#### [PROBLEM REQUIREMENTS]
Repeat every record word for word and omit the images.

#### [DATA FOR PROCESSING]

■ ■ ■ ■ ■

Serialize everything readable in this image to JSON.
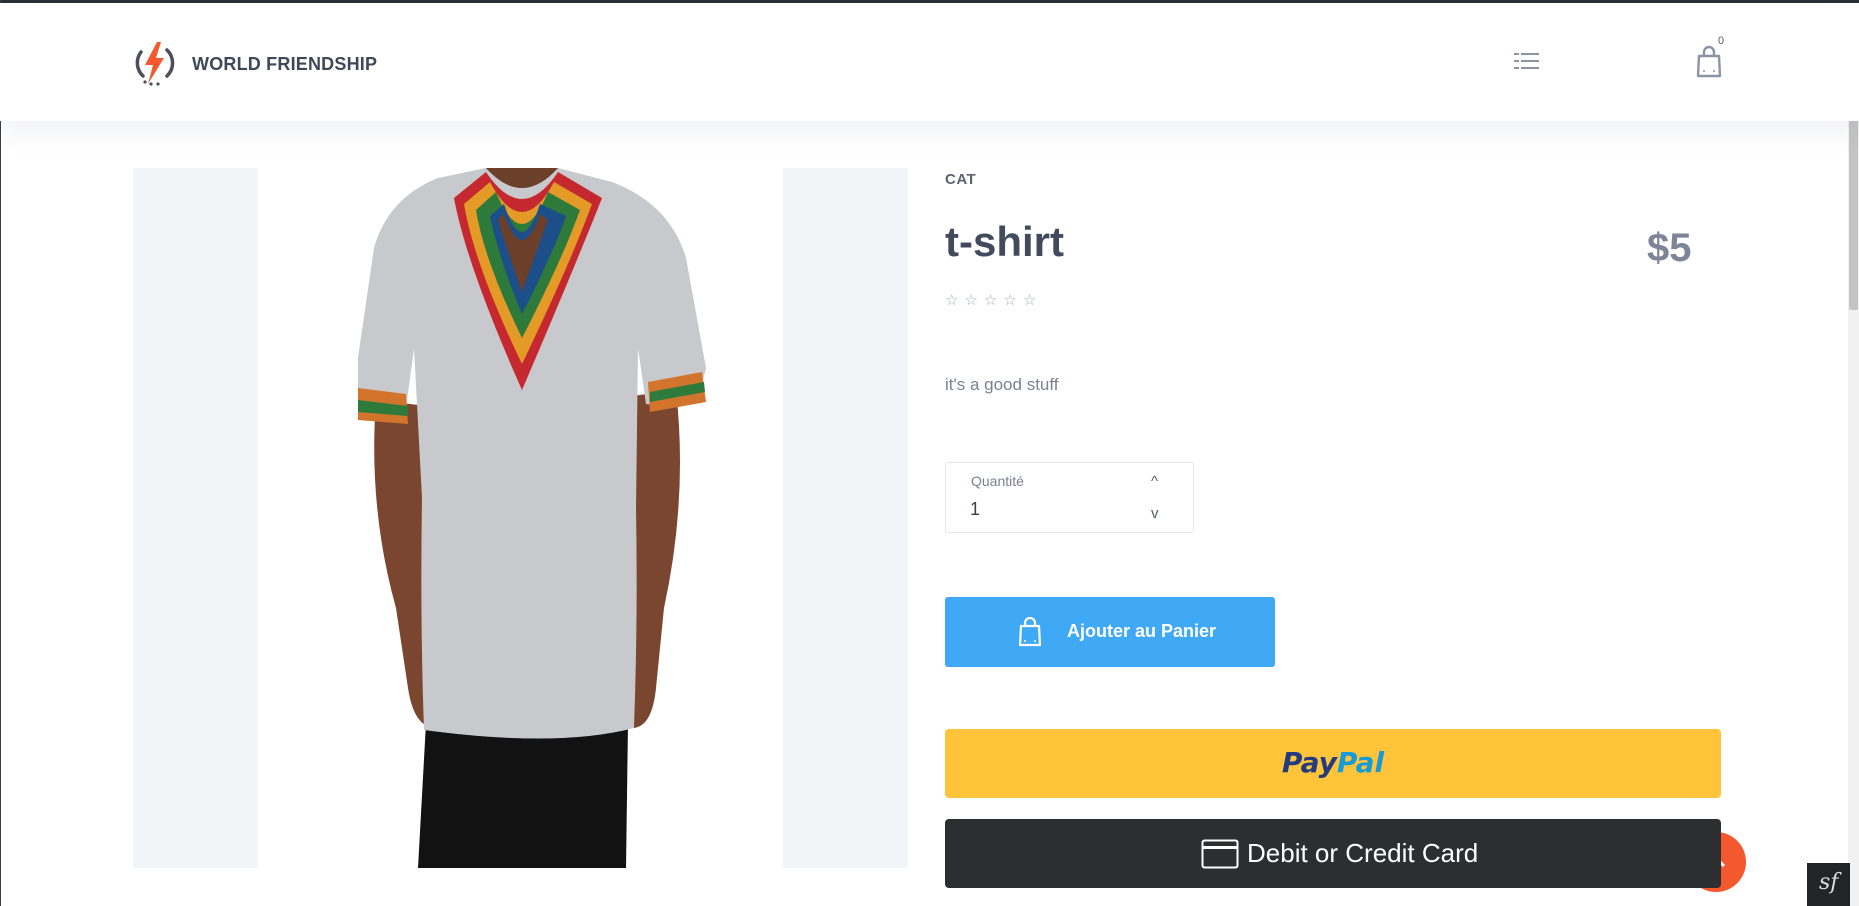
{
  "header": {
    "brand": "WORLD FRIENDSHIP",
    "logo_icon": "lightning-bolt-logo",
    "menu_icon": "menu-lines-icon",
    "cart_icon": "shopping-bag-icon",
    "cart_count": "0"
  },
  "product": {
    "category": "CAT",
    "title": "t-shirt",
    "price": "$5",
    "rating": {
      "value": 0,
      "max": 5,
      "stars": [
        "☆",
        "☆",
        "☆",
        "☆",
        "☆"
      ]
    },
    "description": "it's a good stuff",
    "image": "t-shirt-photo"
  },
  "quantity": {
    "label": "Quantité",
    "value": "1",
    "increment": "^",
    "decrement": "v"
  },
  "actions": {
    "add_to_cart": "Ajouter au Panier",
    "paypal_pay": "Pay",
    "paypal_pal": "Pal",
    "card": "Debit or Credit Card"
  },
  "colors": {
    "accent_blue": "#3fa9f5",
    "paypal_yellow": "#ffc439",
    "card_dark": "#2c2e2f",
    "fab_orange": "#f4582f",
    "logo_orange": "#f4582f"
  },
  "misc": {
    "scroll_up_icon": "arrow-up-icon",
    "symfony_badge": "sf"
  }
}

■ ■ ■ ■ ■

#### [ANSWER BELOW]
Serialize everything readable in this image to JSON.
{
  "header": {
    "brand": "WORLD FRIENDSHIP",
    "logo_icon": "lightning-bolt-logo",
    "menu_icon": "menu-lines-icon",
    "cart_icon": "shopping-bag-icon",
    "cart_count": "0"
  },
  "product": {
    "category": "CAT",
    "title": "t-shirt",
    "price": "$5",
    "rating": {
      "value": 0,
      "max": 5,
      "stars": [
        "☆",
        "☆",
        "☆",
        "☆",
        "☆"
      ]
    },
    "description": "it's a good stuff",
    "image": "t-shirt-photo"
  },
  "quantity": {
    "label": "Quantité",
    "value": "1",
    "increment": "^",
    "decrement": "v"
  },
  "actions": {
    "add_to_cart": "Ajouter au Panier",
    "paypal_pay": "Pay",
    "paypal_pal": "Pal",
    "card": "Debit or Credit Card"
  },
  "colors": {
    "accent_blue": "#3fa9f5",
    "paypal_yellow": "#ffc439",
    "card_dark": "#2c2e2f",
    "fab_orange": "#f4582f",
    "logo_orange": "#f4582f"
  },
  "misc": {
    "scroll_up_icon": "arrow-up-icon",
    "symfony_badge": "sf"
  }
}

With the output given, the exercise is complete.